- _What needs to be done_: Where does the word "kind" show up in the records? Copy every line that holds it.

- _Provided data_:
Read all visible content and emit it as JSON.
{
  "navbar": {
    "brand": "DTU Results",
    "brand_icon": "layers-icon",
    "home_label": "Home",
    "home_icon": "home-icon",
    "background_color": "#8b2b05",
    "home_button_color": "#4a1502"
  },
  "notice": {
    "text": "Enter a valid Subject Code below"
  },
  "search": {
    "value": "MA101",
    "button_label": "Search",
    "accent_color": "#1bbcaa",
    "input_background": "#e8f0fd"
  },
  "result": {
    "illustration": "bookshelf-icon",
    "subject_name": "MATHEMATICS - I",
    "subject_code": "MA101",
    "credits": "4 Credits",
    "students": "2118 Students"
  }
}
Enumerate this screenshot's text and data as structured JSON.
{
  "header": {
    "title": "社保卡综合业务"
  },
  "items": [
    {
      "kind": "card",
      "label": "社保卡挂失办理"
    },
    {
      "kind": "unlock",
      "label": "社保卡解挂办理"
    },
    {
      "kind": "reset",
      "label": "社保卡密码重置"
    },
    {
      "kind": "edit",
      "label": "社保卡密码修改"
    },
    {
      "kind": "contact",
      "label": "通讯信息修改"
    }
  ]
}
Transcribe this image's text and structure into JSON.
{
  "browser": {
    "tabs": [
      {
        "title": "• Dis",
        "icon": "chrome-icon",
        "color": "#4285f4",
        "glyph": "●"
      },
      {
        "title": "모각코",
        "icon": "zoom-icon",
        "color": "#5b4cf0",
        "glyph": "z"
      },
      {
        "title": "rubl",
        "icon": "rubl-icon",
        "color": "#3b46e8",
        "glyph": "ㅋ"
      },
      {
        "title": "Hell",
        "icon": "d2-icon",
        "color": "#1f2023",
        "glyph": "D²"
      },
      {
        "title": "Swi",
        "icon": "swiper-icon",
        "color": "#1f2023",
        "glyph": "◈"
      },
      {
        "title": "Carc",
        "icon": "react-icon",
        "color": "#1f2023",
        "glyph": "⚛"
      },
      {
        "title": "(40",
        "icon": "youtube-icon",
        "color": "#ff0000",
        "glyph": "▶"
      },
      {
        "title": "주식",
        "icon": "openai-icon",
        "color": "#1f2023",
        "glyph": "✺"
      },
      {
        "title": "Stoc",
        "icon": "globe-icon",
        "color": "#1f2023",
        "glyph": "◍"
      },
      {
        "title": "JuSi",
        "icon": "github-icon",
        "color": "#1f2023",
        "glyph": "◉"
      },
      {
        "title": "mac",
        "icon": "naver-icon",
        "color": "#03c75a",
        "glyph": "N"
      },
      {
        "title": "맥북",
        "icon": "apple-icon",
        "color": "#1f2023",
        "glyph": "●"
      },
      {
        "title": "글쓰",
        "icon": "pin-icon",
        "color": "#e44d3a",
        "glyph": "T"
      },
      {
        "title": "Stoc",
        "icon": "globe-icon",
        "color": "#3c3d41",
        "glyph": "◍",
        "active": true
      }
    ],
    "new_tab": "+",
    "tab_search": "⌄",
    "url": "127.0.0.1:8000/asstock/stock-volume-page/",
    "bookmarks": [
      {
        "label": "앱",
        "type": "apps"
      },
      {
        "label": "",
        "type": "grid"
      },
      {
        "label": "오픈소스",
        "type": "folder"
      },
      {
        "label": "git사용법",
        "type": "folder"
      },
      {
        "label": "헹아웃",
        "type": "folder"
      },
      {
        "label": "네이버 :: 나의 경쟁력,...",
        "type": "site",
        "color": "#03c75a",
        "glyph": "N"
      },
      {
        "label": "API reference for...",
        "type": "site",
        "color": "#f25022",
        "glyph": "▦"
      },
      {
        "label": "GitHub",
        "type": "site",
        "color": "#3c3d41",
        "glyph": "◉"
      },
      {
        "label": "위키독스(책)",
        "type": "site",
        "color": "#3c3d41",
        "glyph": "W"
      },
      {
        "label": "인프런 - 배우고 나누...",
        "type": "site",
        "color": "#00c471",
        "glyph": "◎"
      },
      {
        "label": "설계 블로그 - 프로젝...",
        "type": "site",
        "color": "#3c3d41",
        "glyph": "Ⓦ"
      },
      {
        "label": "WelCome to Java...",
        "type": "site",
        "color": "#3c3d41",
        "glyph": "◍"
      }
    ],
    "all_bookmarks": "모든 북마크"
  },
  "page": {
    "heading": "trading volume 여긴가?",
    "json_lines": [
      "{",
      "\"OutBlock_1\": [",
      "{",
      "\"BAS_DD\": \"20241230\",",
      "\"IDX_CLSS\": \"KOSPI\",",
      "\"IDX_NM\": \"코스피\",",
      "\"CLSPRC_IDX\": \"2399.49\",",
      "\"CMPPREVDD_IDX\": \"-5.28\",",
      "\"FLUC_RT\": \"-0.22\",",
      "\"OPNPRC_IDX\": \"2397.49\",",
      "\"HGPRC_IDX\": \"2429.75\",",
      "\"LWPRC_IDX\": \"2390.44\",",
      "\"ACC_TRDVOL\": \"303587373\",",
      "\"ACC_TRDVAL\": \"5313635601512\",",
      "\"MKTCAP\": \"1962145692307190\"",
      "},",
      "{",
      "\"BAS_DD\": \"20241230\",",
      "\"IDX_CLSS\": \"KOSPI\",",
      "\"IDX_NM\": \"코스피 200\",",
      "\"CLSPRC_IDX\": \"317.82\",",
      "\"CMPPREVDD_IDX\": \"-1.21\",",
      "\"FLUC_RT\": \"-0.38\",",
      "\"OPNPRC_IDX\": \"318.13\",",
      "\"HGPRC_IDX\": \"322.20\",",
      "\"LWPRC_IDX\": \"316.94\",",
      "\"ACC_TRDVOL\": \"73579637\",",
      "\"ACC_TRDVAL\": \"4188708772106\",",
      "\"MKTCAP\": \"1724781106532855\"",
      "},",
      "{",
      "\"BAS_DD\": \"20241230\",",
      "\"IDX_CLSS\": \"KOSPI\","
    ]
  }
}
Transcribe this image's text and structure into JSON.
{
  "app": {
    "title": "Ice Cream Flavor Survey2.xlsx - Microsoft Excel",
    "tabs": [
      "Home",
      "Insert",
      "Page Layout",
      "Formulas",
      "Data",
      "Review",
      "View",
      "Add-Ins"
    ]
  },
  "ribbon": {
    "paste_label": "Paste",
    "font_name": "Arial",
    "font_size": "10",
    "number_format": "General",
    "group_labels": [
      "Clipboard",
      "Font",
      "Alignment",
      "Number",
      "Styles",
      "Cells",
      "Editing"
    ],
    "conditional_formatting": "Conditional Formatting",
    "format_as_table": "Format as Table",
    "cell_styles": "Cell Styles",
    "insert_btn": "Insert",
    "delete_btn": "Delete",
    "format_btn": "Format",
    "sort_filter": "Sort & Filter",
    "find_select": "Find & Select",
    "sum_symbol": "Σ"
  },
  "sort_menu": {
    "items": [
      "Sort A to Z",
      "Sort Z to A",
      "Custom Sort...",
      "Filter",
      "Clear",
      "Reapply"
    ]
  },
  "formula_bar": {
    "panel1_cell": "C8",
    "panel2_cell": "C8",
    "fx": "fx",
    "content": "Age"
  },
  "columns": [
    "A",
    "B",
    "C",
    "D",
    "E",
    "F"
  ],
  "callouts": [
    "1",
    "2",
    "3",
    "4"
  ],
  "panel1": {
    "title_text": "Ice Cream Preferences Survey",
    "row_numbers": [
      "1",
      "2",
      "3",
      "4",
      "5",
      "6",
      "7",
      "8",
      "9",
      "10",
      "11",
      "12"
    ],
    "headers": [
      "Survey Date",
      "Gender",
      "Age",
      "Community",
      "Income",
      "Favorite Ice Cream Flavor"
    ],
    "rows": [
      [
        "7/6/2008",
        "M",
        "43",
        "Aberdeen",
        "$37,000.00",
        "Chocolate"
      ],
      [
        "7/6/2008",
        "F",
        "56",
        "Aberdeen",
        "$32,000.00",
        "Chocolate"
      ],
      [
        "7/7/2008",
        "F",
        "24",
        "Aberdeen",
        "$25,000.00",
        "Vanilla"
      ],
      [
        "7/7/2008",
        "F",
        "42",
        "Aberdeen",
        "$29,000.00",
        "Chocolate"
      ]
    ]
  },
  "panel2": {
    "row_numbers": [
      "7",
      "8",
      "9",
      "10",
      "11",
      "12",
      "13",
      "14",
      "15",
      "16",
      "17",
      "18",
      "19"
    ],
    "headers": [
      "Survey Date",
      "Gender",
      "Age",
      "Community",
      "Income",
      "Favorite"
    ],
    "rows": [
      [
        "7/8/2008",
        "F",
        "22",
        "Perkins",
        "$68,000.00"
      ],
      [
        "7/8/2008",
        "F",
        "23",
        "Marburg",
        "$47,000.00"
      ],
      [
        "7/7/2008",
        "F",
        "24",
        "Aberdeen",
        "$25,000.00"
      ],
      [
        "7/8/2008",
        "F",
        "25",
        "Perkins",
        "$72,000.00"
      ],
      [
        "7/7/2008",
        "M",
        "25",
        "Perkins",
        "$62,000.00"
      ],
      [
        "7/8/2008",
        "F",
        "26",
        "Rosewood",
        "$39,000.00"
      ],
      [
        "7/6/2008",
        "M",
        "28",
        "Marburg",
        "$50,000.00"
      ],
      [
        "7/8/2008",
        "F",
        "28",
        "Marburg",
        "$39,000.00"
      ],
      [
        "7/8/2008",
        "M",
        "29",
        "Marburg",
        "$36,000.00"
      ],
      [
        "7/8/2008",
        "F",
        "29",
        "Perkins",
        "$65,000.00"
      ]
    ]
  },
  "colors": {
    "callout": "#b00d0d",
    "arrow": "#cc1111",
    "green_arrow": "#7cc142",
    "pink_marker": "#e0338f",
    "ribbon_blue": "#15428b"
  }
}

- _Exercise answer_:
      "kind": "card",
      "kind": "unlock",
      "kind": "reset",
      "kind": "edit",
      "kind": "contact",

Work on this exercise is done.